BEGIN DATASET RECORDS
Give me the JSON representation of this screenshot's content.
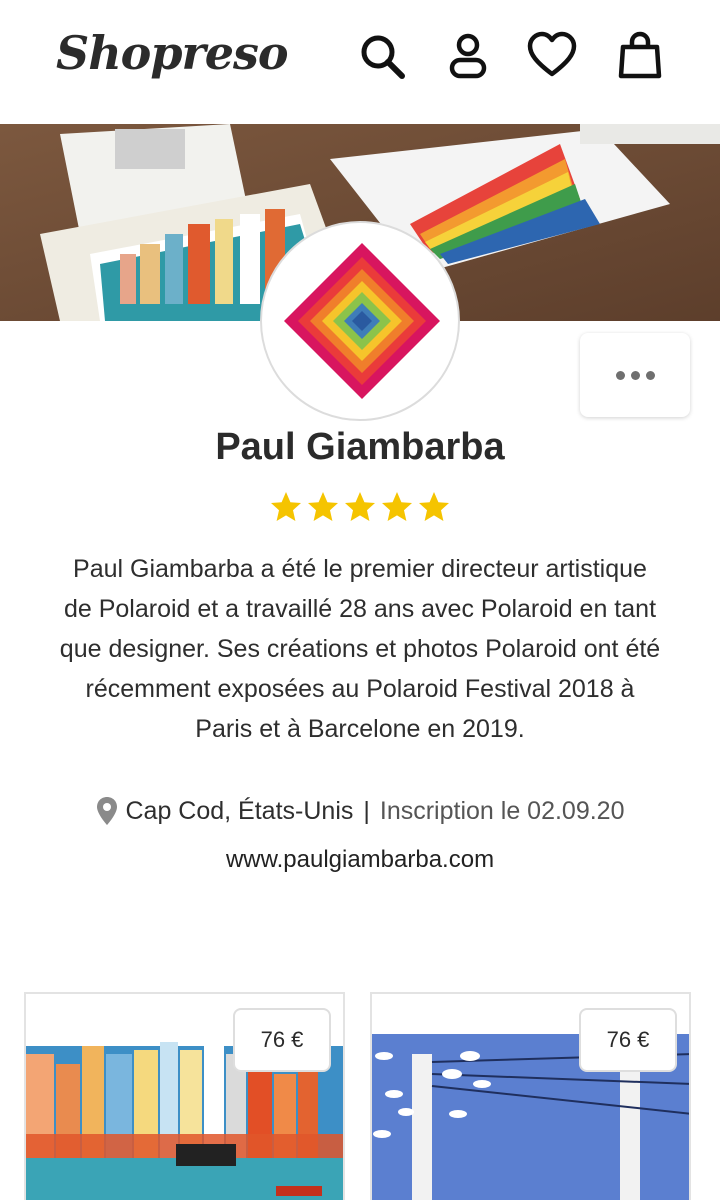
{
  "header": {
    "logo": "Shopreso",
    "icons": [
      "search-icon",
      "user-icon",
      "heart-icon",
      "bag-icon"
    ]
  },
  "profile": {
    "name": "Paul Giambarba",
    "rating": 5,
    "bio": "Paul Giambarba a été le premier directeur artistique de Polaroid et a travaillé 28 ans avec Polaroid en tant que designer. Ses créations et photos Polaroid ont été récemment exposées au Polaroid Festival 2018 à Paris et à Barcelone en 2019.",
    "location": "Cap Cod, États-Unis",
    "separator": "|",
    "joined": "Inscription le 02.09.20",
    "website": "www.paulgiambarba.com"
  },
  "products": [
    {
      "price": "76 €"
    },
    {
      "price": "76 €"
    }
  ],
  "colors": {
    "star": "#f5c400",
    "text": "#2b2b2b"
  }
}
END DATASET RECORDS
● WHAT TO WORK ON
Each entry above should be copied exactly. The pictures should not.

● ANSWER TO THE EXERCISE
Give me the JSON representation of this screenshot's content.
{
  "header": {
    "logo": "Shopreso",
    "icons": [
      "search-icon",
      "user-icon",
      "heart-icon",
      "bag-icon"
    ]
  },
  "profile": {
    "name": "Paul Giambarba",
    "rating": 5,
    "bio": "Paul Giambarba a été le premier directeur artistique de Polaroid et a travaillé 28 ans avec Polaroid en tant que designer. Ses créations et photos Polaroid ont été récemment exposées au Polaroid Festival 2018 à Paris et à Barcelone en 2019.",
    "location": "Cap Cod, États-Unis",
    "separator": "|",
    "joined": "Inscription le 02.09.20",
    "website": "www.paulgiambarba.com"
  },
  "products": [
    {
      "price": "76 €"
    },
    {
      "price": "76 €"
    }
  ],
  "colors": {
    "star": "#f5c400",
    "text": "#2b2b2b"
  }
}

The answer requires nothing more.